favor a reference to a neurotic erotization that oscillates bt. coldness and
excess. There´s no need to bring in Freud in this context, I think.

----- Original Message -----
From: "Donald B. Johnson" <>
Sent: Saturday, October 30, 2004 4:16 PM
Subject: Re: Fwd: ADA: hysteria - hysteritis

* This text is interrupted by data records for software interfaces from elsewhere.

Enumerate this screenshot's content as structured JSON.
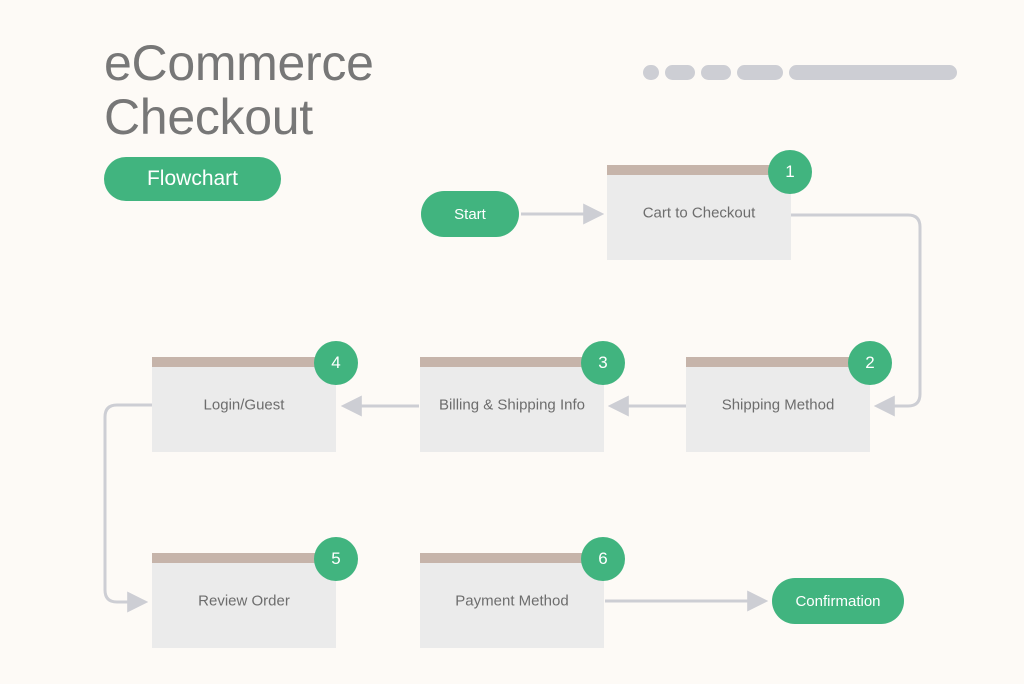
{
  "header": {
    "title": "eCommerce\nCheckout",
    "badge_label": "Flowchart"
  },
  "decor": {
    "pill_widths": [
      16,
      30,
      30,
      46,
      168
    ],
    "color": "#cdced4"
  },
  "colors": {
    "background": "#fdfaf6",
    "accent_green": "#41b47f",
    "node_fill": "#ebebeb",
    "node_topbar": "#c6b4aa",
    "connector": "#cdced4",
    "title_text": "#777777",
    "node_text": "#6d6d6d"
  },
  "terminals": [
    {
      "id": "start",
      "label": "Start"
    },
    {
      "id": "confirmation",
      "label": "Confirmation"
    }
  ],
  "steps": [
    {
      "number": "1",
      "label": "Cart to Checkout"
    },
    {
      "number": "2",
      "label": "Shipping Method"
    },
    {
      "number": "3",
      "label": "Billing & Shipping Info"
    },
    {
      "number": "4",
      "label": "Login/Guest"
    },
    {
      "number": "5",
      "label": "Review Order"
    },
    {
      "number": "6",
      "label": "Payment Method"
    }
  ],
  "flow_order": [
    "Start",
    "Cart to Checkout",
    "Shipping Method",
    "Billing & Shipping Info",
    "Login/Guest",
    "Review Order",
    "Payment Method",
    "Confirmation"
  ]
}
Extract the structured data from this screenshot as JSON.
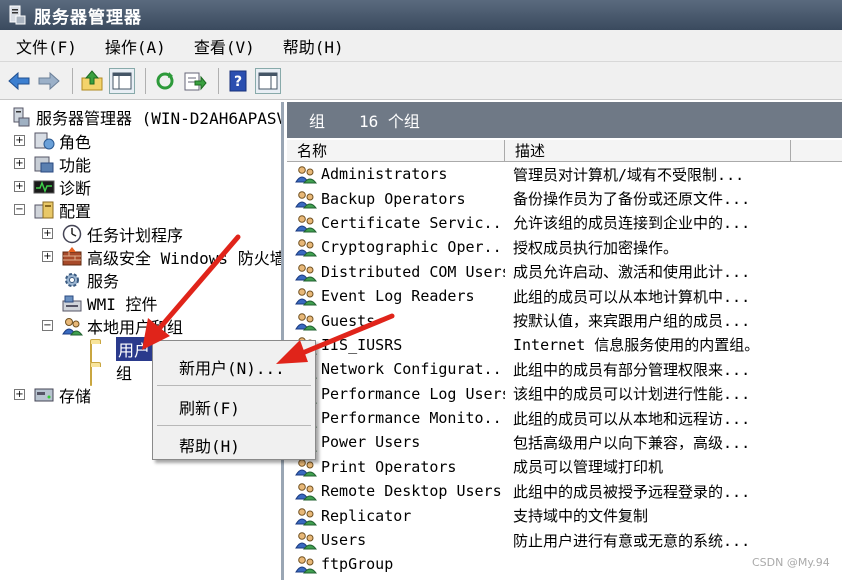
{
  "window": {
    "title": "服务器管理器"
  },
  "menubar": [
    {
      "label": "文件(F)"
    },
    {
      "label": "操作(A)"
    },
    {
      "label": "查看(V)"
    },
    {
      "label": "帮助(H)"
    }
  ],
  "toolbar": {
    "icons": [
      "back-arrow-icon",
      "forward-arrow-icon",
      "up-folder-icon",
      "show-hide-tree-icon",
      "refresh-icon",
      "export-list-icon",
      "help-icon",
      "action-pane-icon"
    ]
  },
  "tree": {
    "root": "服务器管理器 (WIN-D2AH6APASV",
    "nodes": [
      {
        "label": "角色",
        "expander": "+"
      },
      {
        "label": "功能",
        "expander": "+"
      },
      {
        "label": "诊断",
        "expander": "+"
      },
      {
        "label": "配置",
        "expander": "−"
      },
      {
        "label": "任务计划程序",
        "expander": "+"
      },
      {
        "label": "高级安全 Windows 防火墙",
        "expander": "+"
      },
      {
        "label": "服务",
        "expander": ""
      },
      {
        "label": "WMI 控件",
        "expander": ""
      },
      {
        "label": "本地用户和组",
        "expander": "−"
      },
      {
        "label": "用户",
        "expander": ""
      },
      {
        "label": "组",
        "expander": ""
      },
      {
        "label": "存储",
        "expander": "+"
      }
    ]
  },
  "group_panel": {
    "title": "组",
    "count_text": "16 个组",
    "columns": [
      "名称",
      "描述"
    ],
    "rows": [
      {
        "name": "Administrators",
        "desc": "管理员对计算机/域有不受限制..."
      },
      {
        "name": "Backup Operators",
        "desc": "备份操作员为了备份或还原文件..."
      },
      {
        "name": "Certificate Servic...",
        "desc": "允许该组的成员连接到企业中的..."
      },
      {
        "name": "Cryptographic Oper...",
        "desc": "授权成员执行加密操作。"
      },
      {
        "name": "Distributed COM Users",
        "desc": "成员允许启动、激活和使用此计..."
      },
      {
        "name": "Event Log Readers",
        "desc": "此组的成员可以从本地计算机中..."
      },
      {
        "name": "Guests",
        "desc": "按默认值，来宾跟用户组的成员..."
      },
      {
        "name": "IIS_IUSRS",
        "desc": "Internet 信息服务使用的内置组。"
      },
      {
        "name": "Network Configurat...",
        "desc": "此组中的成员有部分管理权限来..."
      },
      {
        "name": "Performance Log Users",
        "desc": "该组中的成员可以计划进行性能..."
      },
      {
        "name": "Performance Monito...",
        "desc": "此组的成员可以从本地和远程访..."
      },
      {
        "name": "Power Users",
        "desc": "包括高级用户以向下兼容，高级..."
      },
      {
        "name": "Print Operators",
        "desc": "成员可以管理域打印机"
      },
      {
        "name": "Remote Desktop Users",
        "desc": "此组中的成员被授予远程登录的..."
      },
      {
        "name": "Replicator",
        "desc": "支持域中的文件复制"
      },
      {
        "name": "Users",
        "desc": "防止用户进行有意或无意的系统..."
      },
      {
        "name": "ftpGroup",
        "desc": ""
      }
    ]
  },
  "context_menu": {
    "items": [
      "新用户(N)...",
      "刷新(F)",
      "帮助(H)"
    ]
  },
  "watermark": "CSDN @My.94",
  "colors": {
    "title_bar": "#3a4a5e",
    "header_band": "#6f7986",
    "selection": "#2a3a8c",
    "arrow": "#e0241a"
  }
}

> The source of the word hysteria and others like it is in Greek. It
> meant, loosely "bottom" ("hysteron proteron" could be translated
> roughtly as colloquial "bass ackwards"). It was especially used
> with reference to felmale sexual organs (one thinks "hysterectomy"
> the removal thereof. Late nineteenth century and early twentiety
> century psychotherapists etc, including Nabokov's cherished Dr
> Sigmund Freud, attributed most aberrant female behavior and
> psychoneurotic conditions to problems (including "traumas") based
> on their sexual organs. Dr Freud has, I believe, a whole book
> on "Hysteria", although he also said that he didn't understand
> women! Havelock Ellis also devoted space to these problems.
> We can thus connect the "hysteria" thread in _Ada_ with the
> "bottom" "motif" Boyd has dealt with. Suspected instances of
> "aberrant female behavior" in the case of Ada would be
> covered by the term, whether this involved sexual excesses,
> or the opposite.
> Please don't take these as expert or professional statements, but
> as a starting point. Many times a seemingly common term like
> "hysteria" means different things to people at present and to
> earlier persons, and to experts versus laymen.
> John
> ----- End forwarded message -----
> EDNOTE. And let us not forget Mr. Nymphobottomus of Speak, Memory!

----- End forwarded message -----